The Brechin Community Cinema Project set up a Facebook page at the end of January to gauge support and to let residents know its aims.
Now sitting at 690 likes, the group has announced a partnership with FilmMobile Scotland and hopes to show the first film in two months, with further screenings in June, August and every month thereafter.
Chalmers in Arbroath recently began to show movies in its filmhouse with great success, while the Montrose Playhouse Project is looking to finalise its community asset transfer application for the former swimming pool in the Mall.
Co-organiser Mark Arbuthnott said: “FilmMobile Scotland have established numerous community cinemas throughout Scotland they are very successful and Brechin should be no exception.
“Establishing a neighbourhood cinema is a really achievable project. We can all remember Saturday afternoon matinees at the cinema and this is something we can help our children experience, too.
“We have a number of great venues around the town and there are numerous sources of funding we can tap for equipment.
“This is a realistic, achievable and fun project for cinema lovers of Brechin to back.”
The group has entered into a Saville AV and British Film Institute competition to win cinema equipment, the deadline for which passed on Monday.
Mr Arbuthnott added: “Win or lose, we will continue with the project.”

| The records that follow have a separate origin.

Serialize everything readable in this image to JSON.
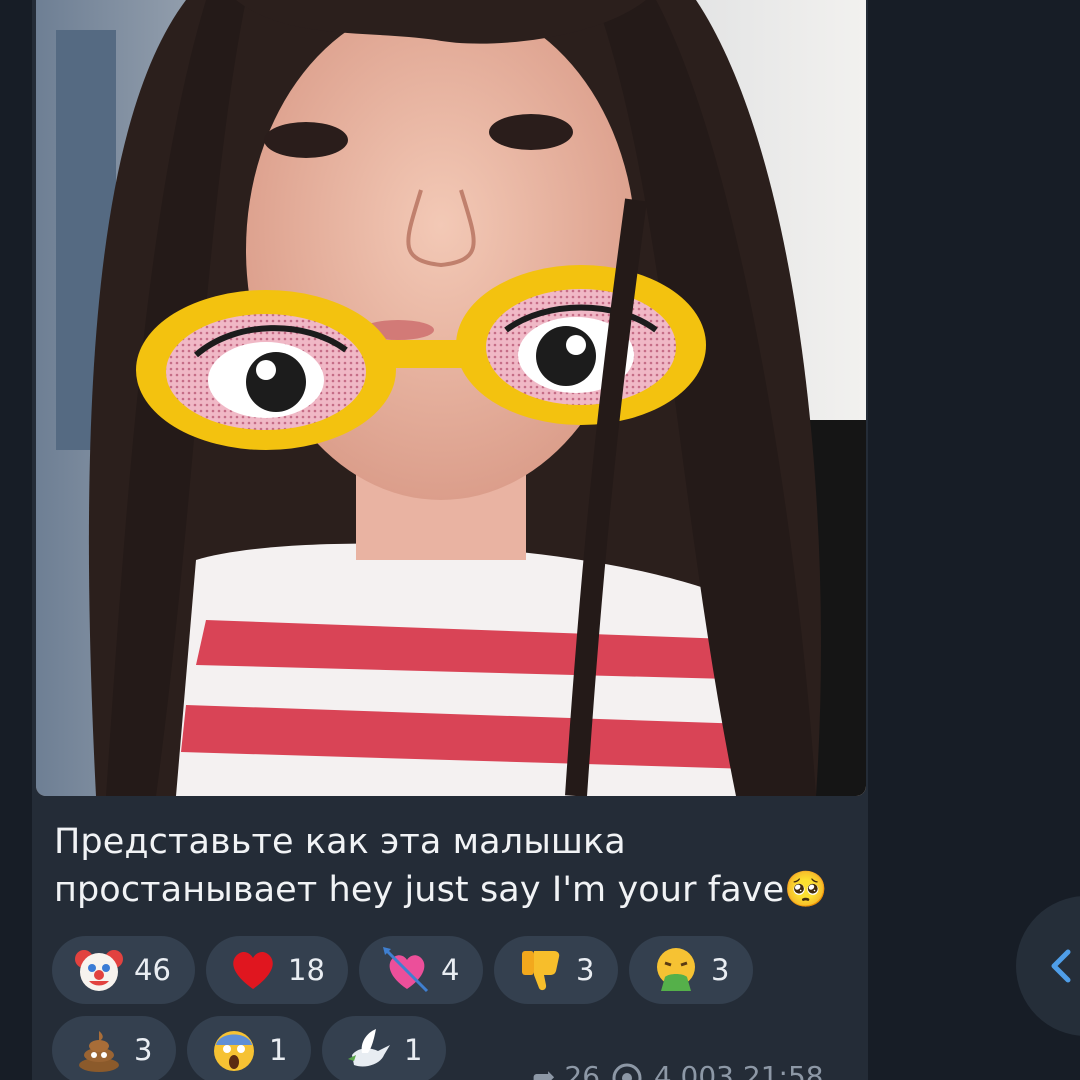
{
  "message": {
    "caption_lines": [
      "Представьте как эта малышка",
      "простанывает hey just say I'm your fave🥺"
    ],
    "reactions": [
      {
        "icon": "clown-face-icon",
        "count": "46"
      },
      {
        "icon": "red-heart-icon",
        "count": "18"
      },
      {
        "icon": "heart-with-arrow-icon",
        "count": "4"
      },
      {
        "icon": "thumbs-down-icon",
        "count": "3"
      },
      {
        "icon": "vomiting-face-icon",
        "count": "3"
      },
      {
        "icon": "pile-of-poo-icon",
        "count": "3"
      },
      {
        "icon": "screaming-face-icon",
        "count": "1"
      },
      {
        "icon": "dove-icon",
        "count": "1"
      }
    ],
    "forwards": "26",
    "views": "4 003",
    "time": "21:58"
  },
  "colors": {
    "background": "#171d26",
    "bubble": "#242c37",
    "reaction_pill": "#34404f",
    "accent": "#4f9ee8"
  }
}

The Flicks name is well known to a generation of Scottish clubbers, who beat a trail to the nightclub based in the former King’s Cinema.
In April 2008 plans were lodged to demolish the building, retaining the facade, and build housing on the site but these came to nothing and by May 2009 the building was shuttered and unused.
In September 2010 it was purchased by Angus Council, before it was placed on the “buildings at risk” register in 2012.